In October 2011, the Securities and Exchange Commission (SEC) and the Commodity Futures Trading Commission (CFTC) adopted the much-anticipated final rule 204(b)-1 for Form PF. The form requires reporting of risk measurement information by registered investment advisers regarding the private funds they manage. The purpose of the form is to provide the Financial Stability Oversight Council (FSOC) with information important to the FSOC’s understanding and monitoring of systemic risk in the private fund industry.
Since 1940 Act traditional advisors have been exempt from many of the disclosure rules. Many hedge fund advisors are likely to be stunned by the unprecedented depth of detail the 42-page form requires – four main sections covering different types of funds, and approximately 2,000 data elements. From an operational perspective, many hedge fund managers will face challenges in meeting the initial filing date, as well as subsequent reporting deadlines, because they currently do little or nothing in the way of formal risk measurement analysis and most likely do not produce all of this information in the format that the SEC now requires from them.
The volume of information required and the degree to which it must be auditable and consistent necessitate a long-term technology support solution. However, the type of risk infrastructure design and build required by Form PF is not merely a simple information technology project. The most involved and difficult part of this process is not related to technology, but rather to data identification and mapping. Key requirements include:
- Periodic reporting on performance, risk, investor, and portfolio information, which has previously been outside the scope of regulatory reporting and SEC supervision
- Identification and aggregation of funds deemed to have parallel strategies to determine whether a private fund is a qualifying hedge fund for regulatory purposes
- Ongoing assessment of funds subject to reporting based on variable fund characteristics, such as AUM and trading strategies
- Reporting on non-standardized metrics, including portfolio liquidity, investor liquidity, financing liquidity, and trading and clearing mechanisms.
Completing the form will require the aggregation and standardization of an enormous amount of data from disparate functional areas, some of which may not even reside within a firm’s own systems. As such, the preparation process is front loaded from an analysis standpoint and requires centralized coordination – virtually every facet of the funds’ daily operations will have some type of input into the new form.
Building the necessary and proper technology infrastructure and processes to calculate, verify and report the required risk data and information for Form PF is a lengthy process that can take many months, especially for those hedge fund managers that do not already possess the infrastructure, processes and personnel to produce these reports in an accurate and timely manner.

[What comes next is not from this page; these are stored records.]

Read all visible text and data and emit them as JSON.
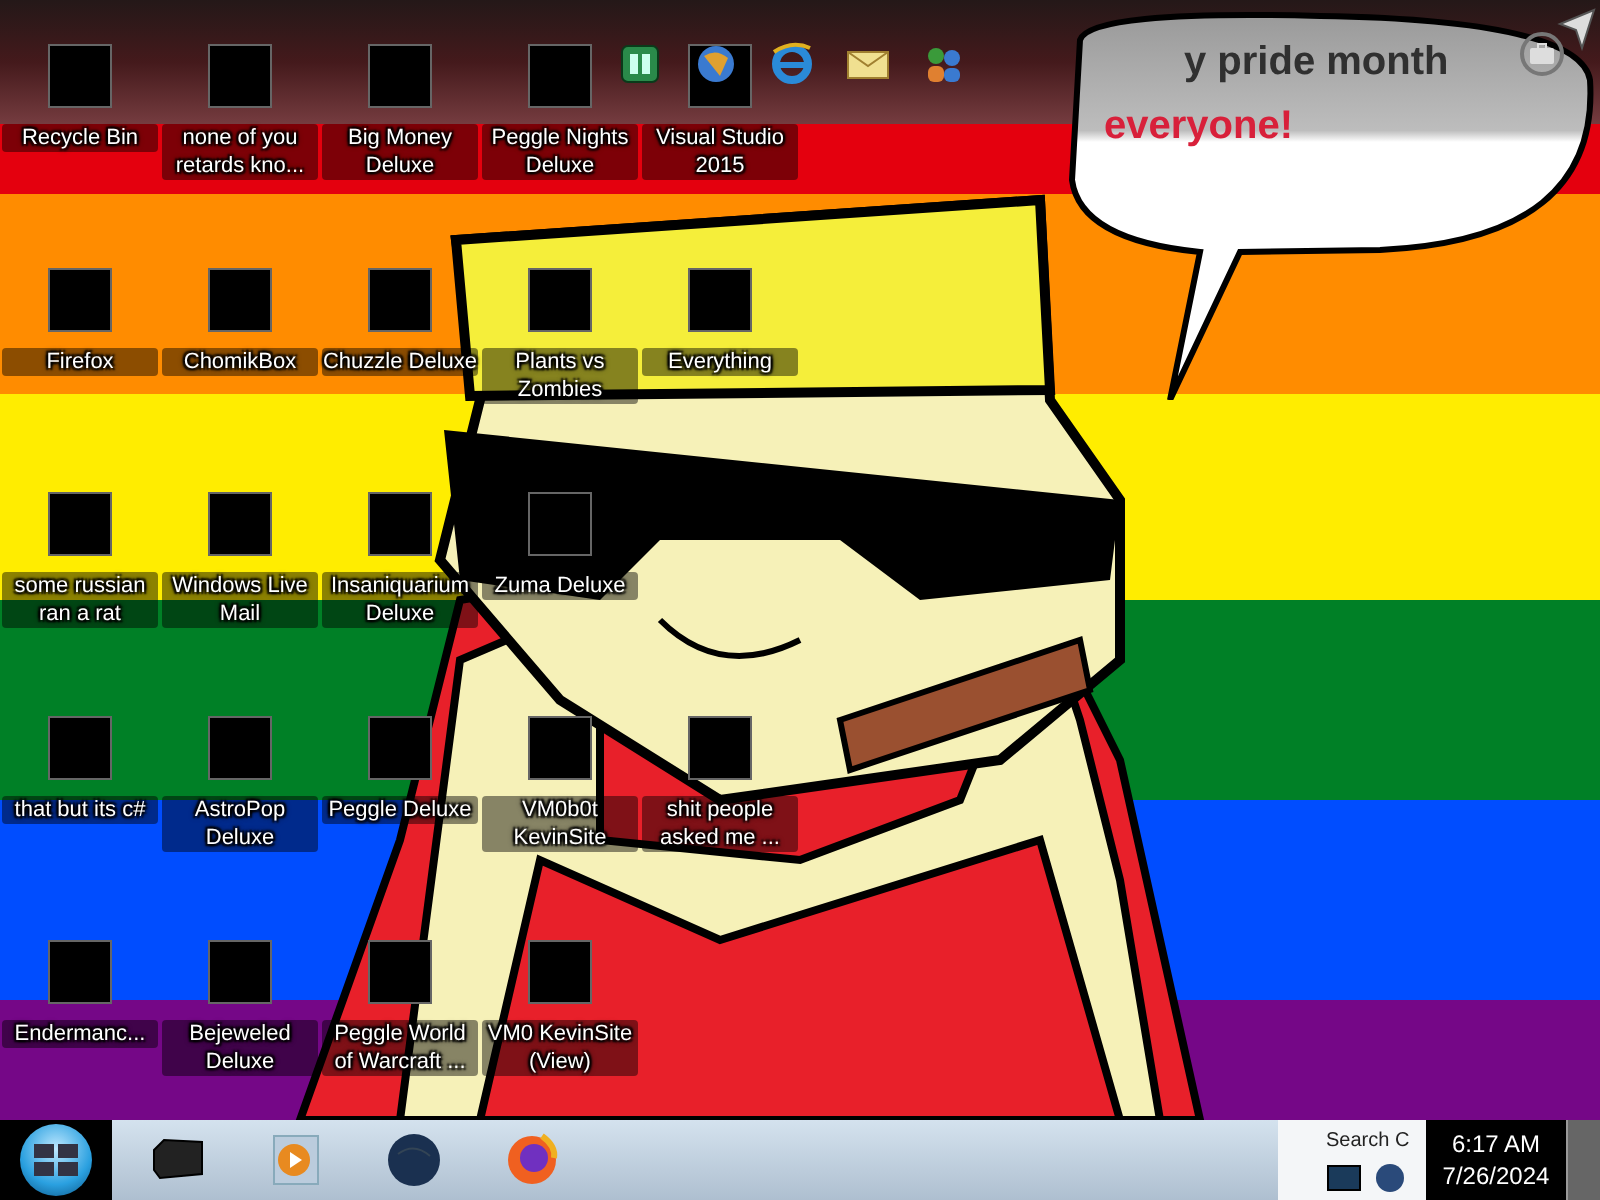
{
  "desktop": {
    "rows": [
      {
        "icons": [
          {
            "label": "Recycle Bin"
          },
          {
            "label": "none of you retards kno..."
          },
          {
            "label": "Big Money Deluxe"
          },
          {
            "label": "Peggle Nights Deluxe"
          },
          {
            "label": "Visual Studio 2015"
          }
        ]
      },
      {
        "icons": [
          {
            "label": "Firefox"
          },
          {
            "label": "ChomikBox"
          },
          {
            "label": "Chuzzle Deluxe"
          },
          {
            "label": "Plants vs Zombies"
          },
          {
            "label": "Everything"
          }
        ]
      },
      {
        "icons": [
          {
            "label": "some russian ran a rat"
          },
          {
            "label": "Windows Live Mail"
          },
          {
            "label": "Insaniquarium Deluxe"
          },
          {
            "label": "Zuma Deluxe"
          }
        ]
      },
      {
        "icons": [
          {
            "label": "that but its c#"
          },
          {
            "label": "AstroPop Deluxe"
          },
          {
            "label": "Peggle Deluxe"
          },
          {
            "label": "VM0b0t KevinSite"
          },
          {
            "label": "shit people asked me ..."
          }
        ]
      },
      {
        "icons": [
          {
            "label": "Endermanc..."
          },
          {
            "label": "Bejeweled Deluxe"
          },
          {
            "label": "Peggle World of Warcraft ..."
          },
          {
            "label": "VM0 KevinSite (View)"
          }
        ]
      }
    ]
  },
  "wallpaper": {
    "bubble_lines": [
      "y pride month",
      "everyone!"
    ]
  },
  "dock": {
    "icons": [
      {
        "kind": "cube"
      },
      {
        "kind": "globe"
      },
      {
        "kind": "browser"
      },
      {
        "kind": "mail"
      },
      {
        "kind": "people"
      }
    ]
  },
  "taskbar": {
    "pinned": [
      {
        "kind": "box"
      },
      {
        "kind": "player"
      },
      {
        "kind": "globe"
      },
      {
        "kind": "firefox"
      }
    ],
    "tray_text": "Search C",
    "time": "6:17 AM",
    "date": "7/26/2024"
  }
}
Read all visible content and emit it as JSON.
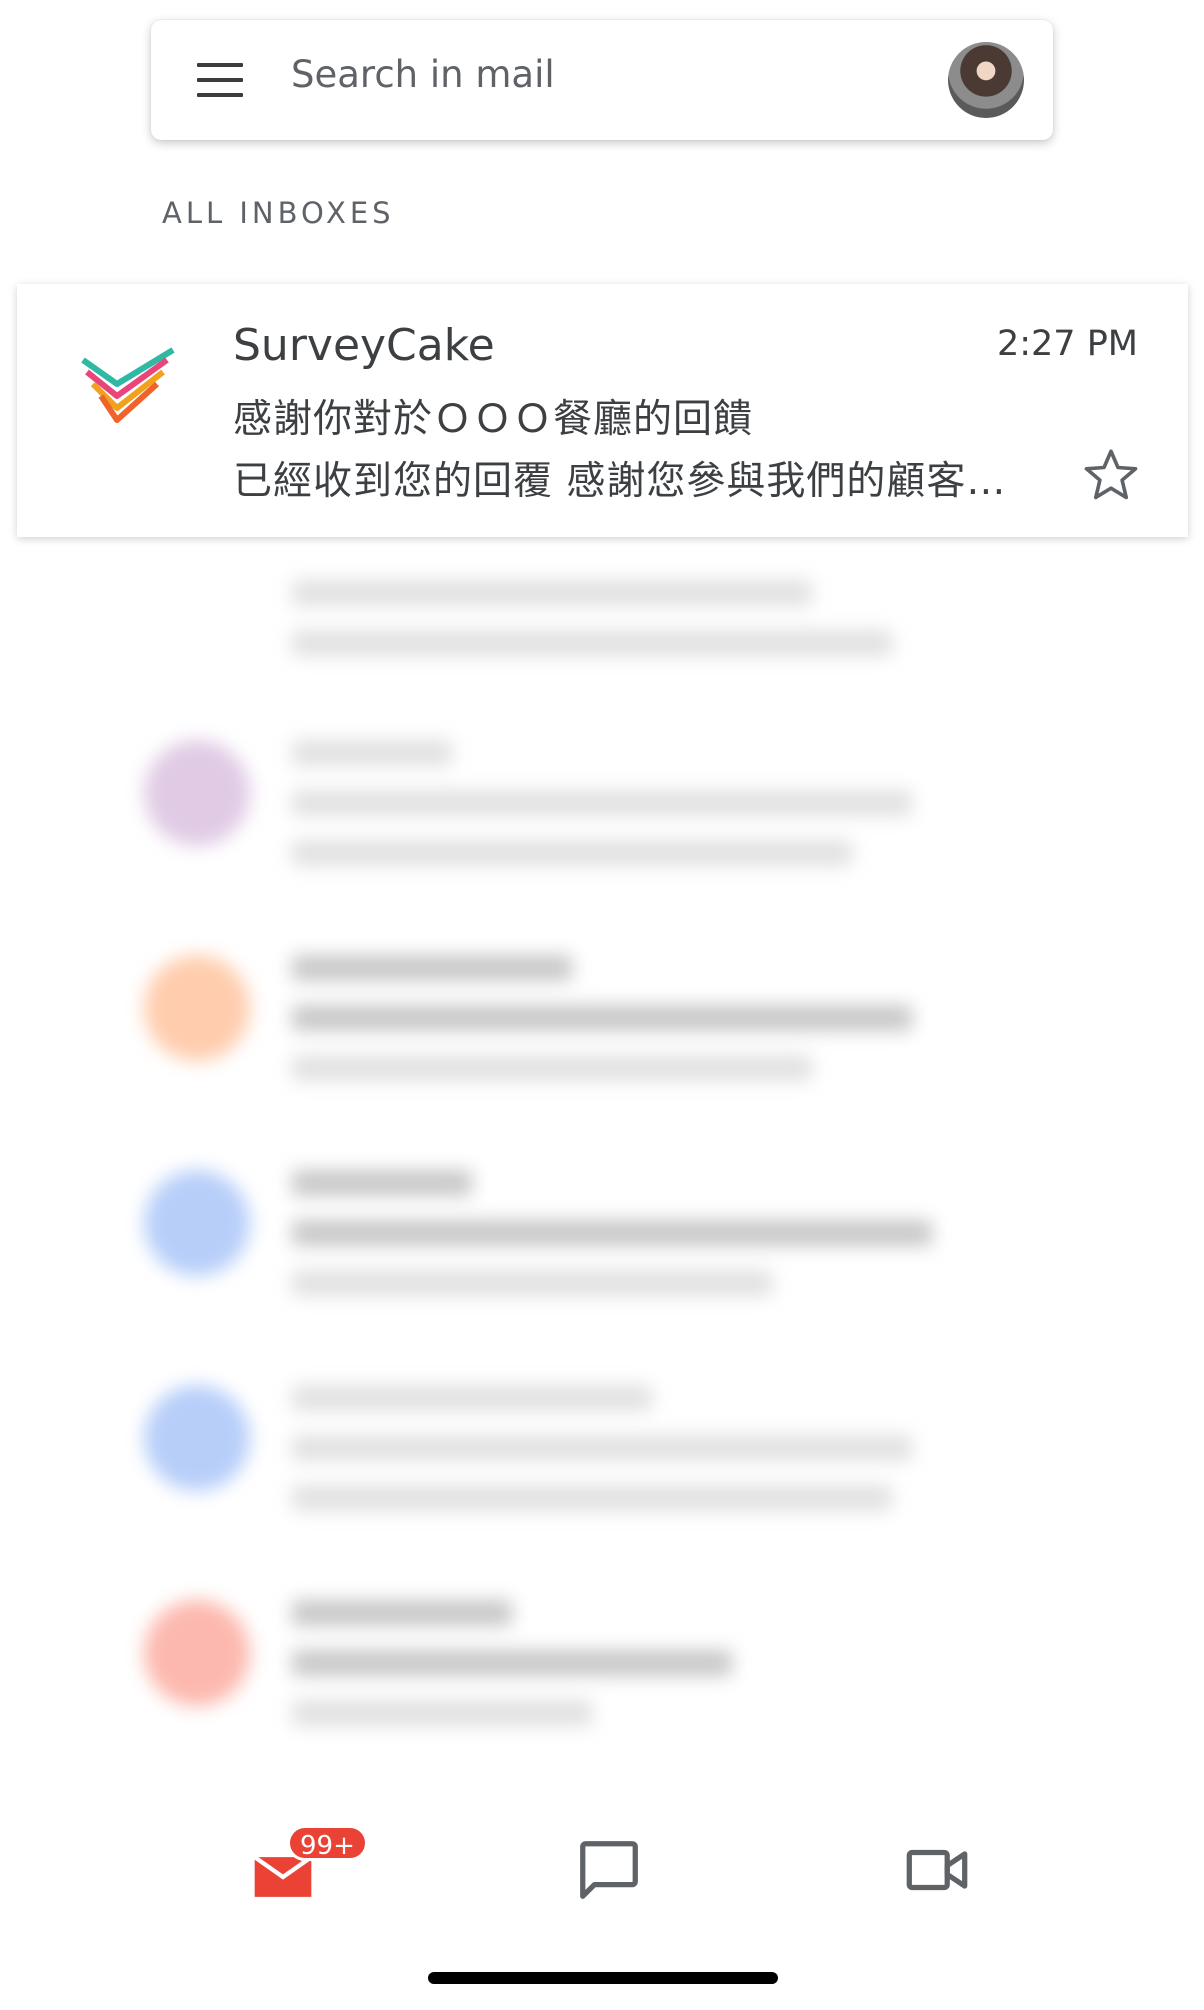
{
  "search": {
    "placeholder": "Search in mail"
  },
  "section_label": "ALL INBOXES",
  "email": {
    "sender": "SurveyCake",
    "time": "2:27 PM",
    "subject": "感謝你對於ＯＯＯ餐廳的回饋",
    "snippet": "已經收到您的回覆 感謝您參與我們的顧客滿意度調查",
    "starred": false
  },
  "bottom_nav": {
    "mail_badge": "99+",
    "tabs": [
      "mail-icon",
      "chat-icon",
      "video-icon"
    ]
  },
  "colors": {
    "accent": "#ea4335",
    "text": "#3c4043"
  }
}
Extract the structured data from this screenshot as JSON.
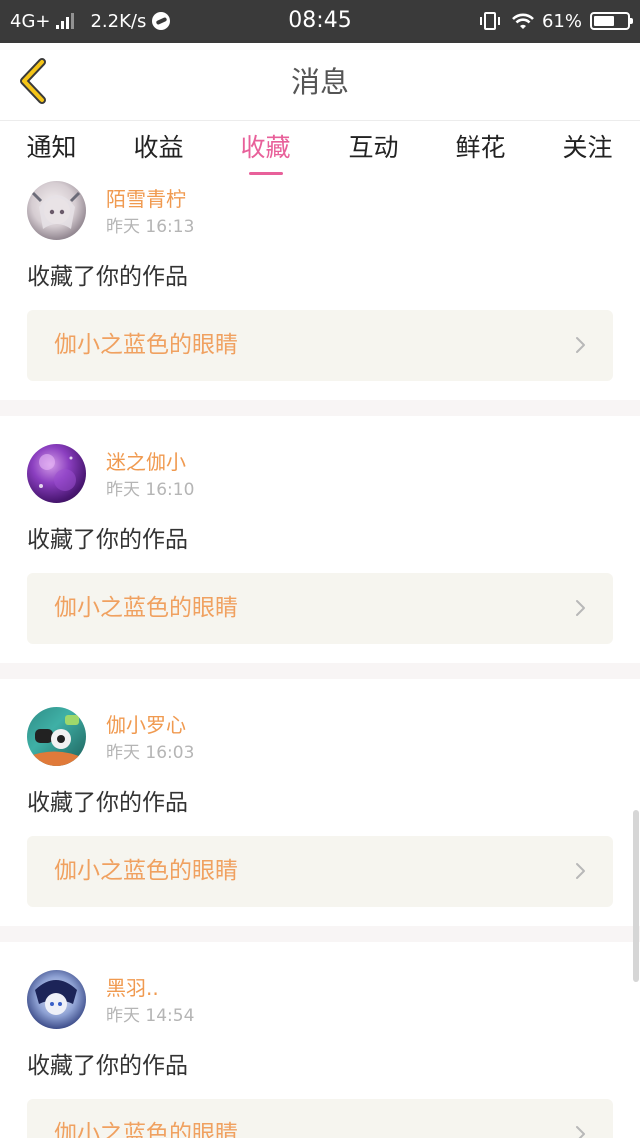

These operational impediments will be especially problematic for funds that are depending solely upon their service providers, such as fund administrators, to provide them with all of the risk information and data needed to complete Form PF on an ongoing basis.
There is certainly an upside to the Form PF exercise – funds will have more information on their business organized in one place than ever before, resulting in smarter decisions that could potentially drive growth. Nonetheless, the operational challenges are many and complex. Preparation for new regulation requires a phased and disciplined approach. To address the challenges, fund managers should develop a detailed understanding of the impact of the requirement, and then develop and implement a strategic solution. Implementation of a Form PF solution may require development of an implementation plan to drive the required changes to people, processes, and technologies. This plan can provide a controlled and cost effective schedule of activities executing the Form PF solution design without interruption to existing operations.